You Can’t Hurry God
Fat Possum Records/Big Legal Mess (2010)
Talk about old school.
On You Can’t Hurry God, Reverend John Wilkins takes us way back into the North Mississippi Hill Country for sacred music, guitar evangelist style.
The result is an album with the simple authenticity of an Alan Lomax field recording and the spicy soulfulness of a Willie Mitchell production. From the unhurried Toussaint McCall-esque title track to the rhythmic no-nonsense “Sinner’s Prayer,” You Can’t Hurry God is an invigorating journey along the blue highways of American music.
Wilkins, pastor of Hunter’s Chapel Church in Como, Mississippi, had a natural role model in his guitar-playing father, Robert. Robert Wilkins recorded country blues in the late 1920s and early 1930s, most famously the two-sided “Rolling Stone.” He was rediscovered by the Dick Spottswoods during the early part of the 1960s blues revival, and became a minister.
The younger Wilkins’ recording resume includes accompanying former gospel quartet singer O.V. Wright on his 1965 record, “You’re Gonna Make Me Cry,” and membership in the M&N Gospel Singers, a group that recorded for Style Wooten’s eponymously-titled Designer label during the 1970s.
But this is Wilkins’s first full-length solo album, and what a debut it is. He plays lead and rhythm guitar, and pulls out the bottleneck slide on “Prodigal Son,” a song originally recorded by his father as the blues “That’s No Way to Get Along.” The performance hearkens back to the original, hypnotic verses and all, while keeping one foot in the 21st century, thanks to the handiwork of producer Amos Harvey.
It’s hard not to sing along with the spritely congregational songs “On the Battlefield” and “I Want You to Help Me.” Here, Wilkins’ daughters assist on background vocals, providing the response to their father’s call. And most uncanny is the musical and vocal similarity to mild-mannered Washington Phillips on “Let the Redeemed Say So,” though Wilkins substitutes guitar for double-zither.

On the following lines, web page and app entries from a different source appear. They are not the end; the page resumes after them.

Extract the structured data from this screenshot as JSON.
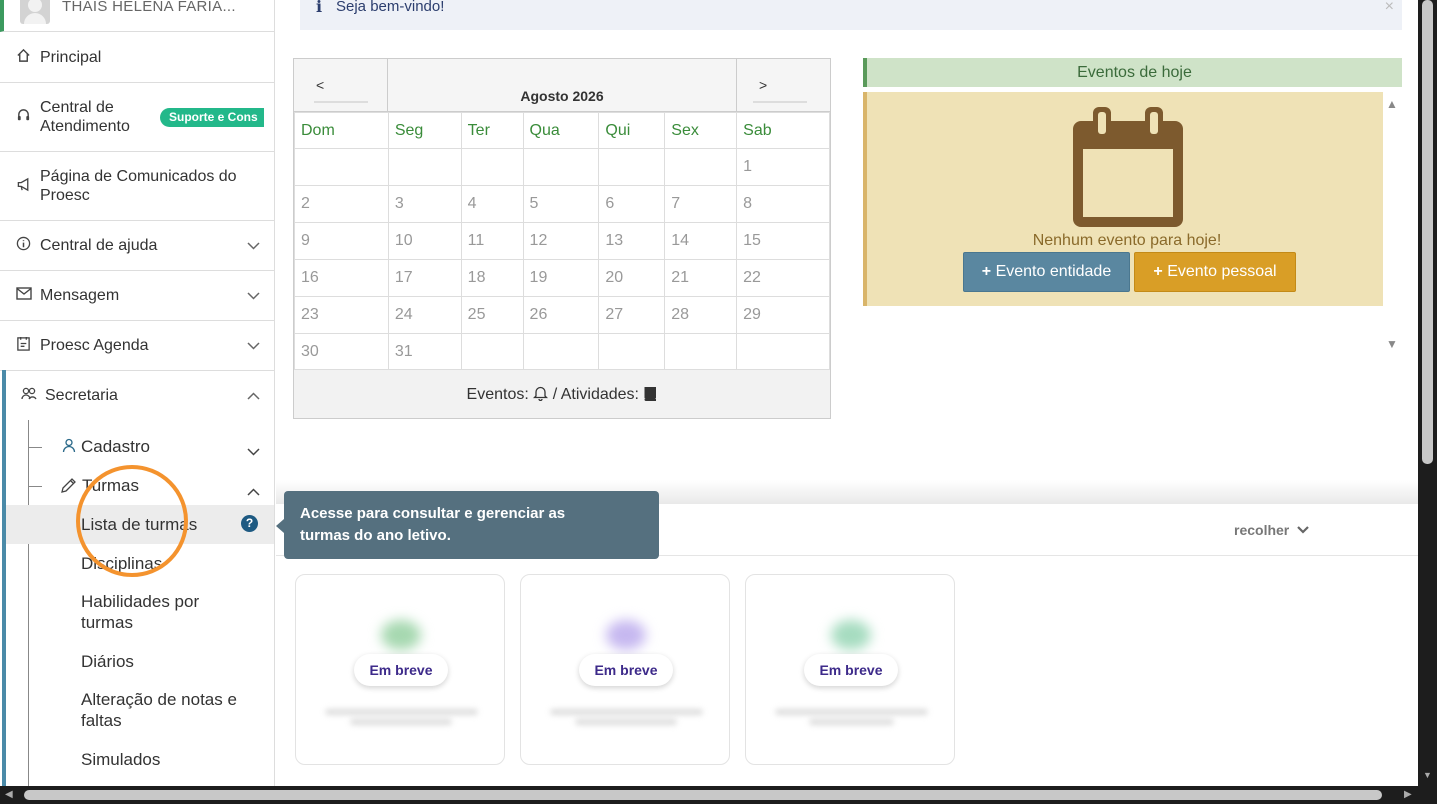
{
  "user": {
    "name": "THAIS HELENA FARIA..."
  },
  "sidebar": {
    "items": [
      {
        "label": "Principal",
        "icon": "home-icon"
      },
      {
        "label": "Central de\nAtendimento",
        "badge": "Suporte e Cons",
        "icon": "headset-icon"
      },
      {
        "label": "Página de Comunicados do Proesc",
        "icon": "megaphone-icon"
      },
      {
        "label": "Central de ajuda",
        "icon": "info-icon"
      },
      {
        "label": "Mensagem",
        "icon": "mail-icon"
      },
      {
        "label": "Proesc Agenda",
        "icon": "agenda-icon"
      },
      {
        "label": "Secretaria",
        "icon": "users-icon"
      }
    ],
    "sub": {
      "cadastro": "Cadastro",
      "turmas": "Turmas",
      "leaves": [
        "Lista de turmas",
        "Disciplinas",
        "Habilidades por turmas",
        "Diários",
        "Alteração de notas e faltas",
        "Simulados"
      ]
    }
  },
  "alert": {
    "icon": "i",
    "message": "Seja bem-vindo!",
    "close": "×"
  },
  "calendar": {
    "prev": "<",
    "next": ">",
    "title": "Agosto 2026",
    "weekdays": [
      "Dom",
      "Seg",
      "Ter",
      "Qua",
      "Qui",
      "Sex",
      "Sab"
    ],
    "weeks": [
      [
        "",
        "",
        "",
        "",
        "",
        "",
        "1"
      ],
      [
        "2",
        "3",
        "4",
        "5",
        "6",
        "7",
        "8"
      ],
      [
        "9",
        "10",
        "11",
        "12",
        "13",
        "14",
        "15"
      ],
      [
        "16",
        "17",
        "18",
        "19",
        "20",
        "21",
        "22"
      ],
      [
        "23",
        "24",
        "25",
        "26",
        "27",
        "28",
        "29"
      ],
      [
        "30",
        "31",
        "",
        "",
        "",
        "",
        ""
      ]
    ],
    "footer": {
      "eventos": "Eventos:",
      "separator": "/ Atividades:"
    }
  },
  "events": {
    "header": "Eventos de hoje",
    "empty": "Nenhum evento para hoje!",
    "btn_entidade": "Evento entidade",
    "btn_pessoal": "Evento pessoal",
    "plus": "+"
  },
  "tooltip": {
    "line1": "Acesse para consultar e gerenciar as",
    "line2": "turmas do ano letivo."
  },
  "bottom": {
    "recolher": "recolher",
    "cards": [
      {
        "soon": "Em breve",
        "accent": "#a6d8b0"
      },
      {
        "soon": "Em breve",
        "accent": "#c6b8f0"
      },
      {
        "soon": "Em breve",
        "accent": "#a6dcc0"
      }
    ]
  },
  "colors": {
    "accent_green": "#3a8c3a",
    "btn_entidade": "#5a87a0",
    "btn_pessoal": "#d99e26",
    "highlight": "#f4932e"
  }
}
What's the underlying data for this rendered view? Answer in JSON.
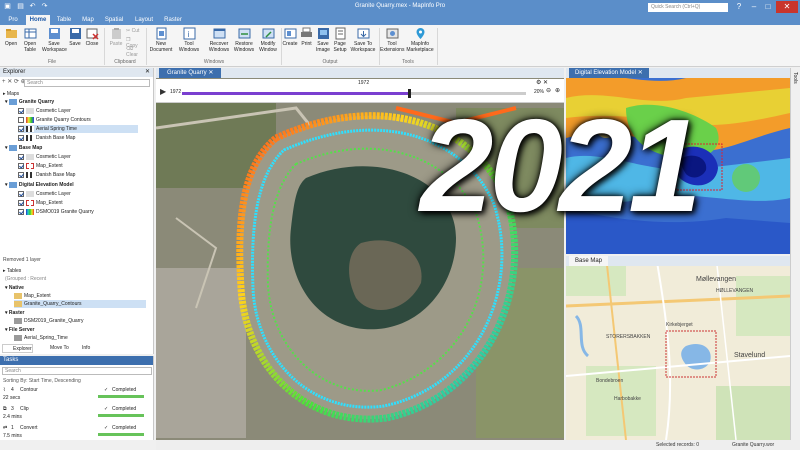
{
  "window": {
    "title": "Granite Quarry.mex - MapInfo Pro",
    "search_placeholder": "Quick Search (Ctrl+Q)"
  },
  "menu_tabs": [
    "Pro",
    "Home",
    "Table",
    "Map",
    "Spatial",
    "Layout",
    "Raster"
  ],
  "active_tab": "Home",
  "ribbon": {
    "file": {
      "open": "Open",
      "open_table": "Open Table",
      "save_workspace": "Save Workspace",
      "save": "Save",
      "close": "Close",
      "group": "File"
    },
    "clipboard": {
      "paste": "Paste",
      "cut": "Cut",
      "copy": "Copy",
      "clear": "Clear",
      "group": "Clipboard"
    },
    "windows": {
      "new_document": "New Document",
      "tool_windows": "Tool Windows",
      "recover": "Recover Windows",
      "restore": "Restore Windows",
      "modify": "Modify Window",
      "group": "Windows"
    },
    "output": {
      "create": "Create",
      "print": "Print",
      "save_image": "Save Image",
      "page_setup": "Page Setup",
      "save_to_workspace": "Save To Workspace",
      "group": "Output"
    },
    "tools": {
      "tool_extensions": "Tool Extensions",
      "mapinfo_marketplace": "MapInfo Marketplace",
      "group": "Tools"
    }
  },
  "explorer": {
    "title": "Explorer",
    "search_placeholder": "Search",
    "maps_label": "Maps",
    "granite_quarry": {
      "name": "Granite Quarry",
      "layers": [
        "Cosmetic Layer",
        "Granite Quarry Contours",
        "Aerial Spring Time",
        "Danish Base Map"
      ]
    },
    "base_map": {
      "name": "Base Map",
      "layers": [
        "Cosmetic Layer",
        "Map_Extent",
        "Danish Base Map"
      ]
    },
    "dem": {
      "name": "Digital Elevation Model",
      "layers": [
        "Cosmetic Layer",
        "Map_Extent",
        "DSMO019 Granite Quarry"
      ]
    },
    "removed_text": "Removed 1 layer",
    "tables_label": "Tables",
    "grouped_label": "(Grouped : Recent",
    "native": {
      "name": "Native",
      "items": [
        "Map_Extent",
        "Granite_Quarry_Contours"
      ]
    },
    "raster": {
      "name": "Raster",
      "items": [
        "DSM2019_Granite_Quarry"
      ]
    },
    "file_server": {
      "name": "File Server",
      "items": [
        "Aerial_Spring_Time"
      ]
    },
    "bottom_tabs": [
      "Explorer",
      "Move To",
      "Info"
    ]
  },
  "tasks": {
    "title": "Tasks",
    "search_placeholder": "Search",
    "sort_label": "Sorting By: Start Time, Descending",
    "items": [
      {
        "index": "4",
        "name": "Contour",
        "duration": "22 secs",
        "status": "Completed"
      },
      {
        "index": "3",
        "name": "Clip",
        "duration": "2.4 mins",
        "status": "Completed"
      },
      {
        "index": "1",
        "name": "Convert",
        "duration": "7.5 mins",
        "status": "Completed"
      }
    ]
  },
  "views": {
    "granite_quarry_tab": "Granite Quarry",
    "dem_tab": "Digital Elevation Model",
    "base_map_tab": "Base Map",
    "timeline_year": "1972",
    "timeline_start": "1972",
    "timeline_zoom": "20%",
    "timeline_progress": 0.66,
    "overlay_year": "2021"
  },
  "base_map_labels": [
    "Møllevangen",
    "HØLLEVANGEN",
    "Kirkebjerget",
    "STORERSBAKKEN",
    "Stavelund",
    "Bondebroen",
    "Harbobakke"
  ],
  "status": {
    "selected": "Selected records: 0",
    "workspace": "Granite Quarry.wor"
  },
  "colors": {
    "titlebar": "#5b8ec9",
    "accent": "#1e5aa8",
    "timeline": "#7a3fd0",
    "completed": "#67c35a"
  }
}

The album is best represented by “You Got to Move,” what Wilkins calls a “good old foot stomping, good old hand clapping song” that urges the listener to get ready because death doesn’t discriminate. The performance’s steady electric riff-propelled rhythm is what inspired the formation of the Beatles, Rolling Stones, Kinks, Led Zeppelin and sundry other blues bands.
You Can’t Hurry God is as authentic and unpretentious as the artist, and will appeal to trad gospel fans as well as blues and folk enthusiasts.
Five of Five Stars
Picks: “You Can’t Hurry God,” “I Want You to Help Me,” “Prodigal Son.”